Vaccination against influenza during pregnancy protects pregnant women directly and indirectly protects their infants. Although trivalent inactivated influenza vaccines (IIV3) are safe and effective during pregnancy, quadrivalent inactivated influenza vaccines (IIV4) have not been studied in pregnant women or their infants. The study presents the findings of a randomized phase IV study in pregnant women to compare the immunogenicity and safety of IIV4 vs. IIV3. At weeks 20 to 32 of gestation, participants aged 18 years were randomly assigned in a 2:1 ratio to receive a single dose of IIV4 or IIV3. Hemagglutination inhibition (HAI) antibody titers increased in both groups by similar magnitudes between baseline and 21 days after vaccination for the two influenza A strains and a single B strain shared by IIV4 and IIV3. HAI titers were higher in IIV4 recipients than in IIV3 recipients for the additional B strain. HAI antibody titers for all strains were 1.5 1.9-fold higher in umbilical cord blood than in maternal blood at delivery in both groups, confirming active transplacental antibody transfer.

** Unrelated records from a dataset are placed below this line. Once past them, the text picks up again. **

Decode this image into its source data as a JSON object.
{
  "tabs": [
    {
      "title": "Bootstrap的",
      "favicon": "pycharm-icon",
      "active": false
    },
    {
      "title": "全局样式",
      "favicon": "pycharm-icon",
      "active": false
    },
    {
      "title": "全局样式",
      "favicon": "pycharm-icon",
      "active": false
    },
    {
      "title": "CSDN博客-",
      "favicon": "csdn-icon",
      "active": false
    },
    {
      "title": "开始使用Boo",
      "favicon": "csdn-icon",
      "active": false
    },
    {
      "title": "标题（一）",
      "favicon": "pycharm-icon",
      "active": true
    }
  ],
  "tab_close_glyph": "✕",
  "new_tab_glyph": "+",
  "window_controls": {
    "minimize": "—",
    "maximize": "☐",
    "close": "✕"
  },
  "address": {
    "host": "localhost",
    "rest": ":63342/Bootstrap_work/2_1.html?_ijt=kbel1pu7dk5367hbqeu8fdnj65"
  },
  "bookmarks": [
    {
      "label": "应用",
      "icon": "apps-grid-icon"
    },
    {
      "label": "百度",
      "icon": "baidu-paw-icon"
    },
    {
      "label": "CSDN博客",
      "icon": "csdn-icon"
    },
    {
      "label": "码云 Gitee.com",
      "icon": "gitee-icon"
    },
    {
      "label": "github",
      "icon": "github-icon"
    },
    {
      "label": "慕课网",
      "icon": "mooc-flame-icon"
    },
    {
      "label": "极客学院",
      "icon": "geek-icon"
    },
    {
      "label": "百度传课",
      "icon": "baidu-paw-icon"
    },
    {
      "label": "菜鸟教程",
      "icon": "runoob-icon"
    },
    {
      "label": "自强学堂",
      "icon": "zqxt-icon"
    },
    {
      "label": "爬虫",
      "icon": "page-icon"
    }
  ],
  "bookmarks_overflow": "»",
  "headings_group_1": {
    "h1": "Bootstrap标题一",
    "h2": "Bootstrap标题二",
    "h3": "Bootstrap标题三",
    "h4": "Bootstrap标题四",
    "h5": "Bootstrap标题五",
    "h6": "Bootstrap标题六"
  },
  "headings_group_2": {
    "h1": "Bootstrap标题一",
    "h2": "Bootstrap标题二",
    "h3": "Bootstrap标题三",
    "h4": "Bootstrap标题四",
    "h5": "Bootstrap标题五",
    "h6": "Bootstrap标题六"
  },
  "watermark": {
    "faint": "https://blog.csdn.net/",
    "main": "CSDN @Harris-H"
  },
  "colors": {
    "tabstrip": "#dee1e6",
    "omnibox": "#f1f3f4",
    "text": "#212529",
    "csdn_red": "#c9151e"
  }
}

In both groups, the rates of solicited and unsolicited vaccine-related adverse events in mothers were comparable. All participants had live births, and there were no vaccine-related adverse events in newborns. These findings imply that IIV4 is as safe and immunogenic in pregnant women as IIV3, and that maternal immunization with IIV4 should protect newborns against influenza via passively acquired antibodies.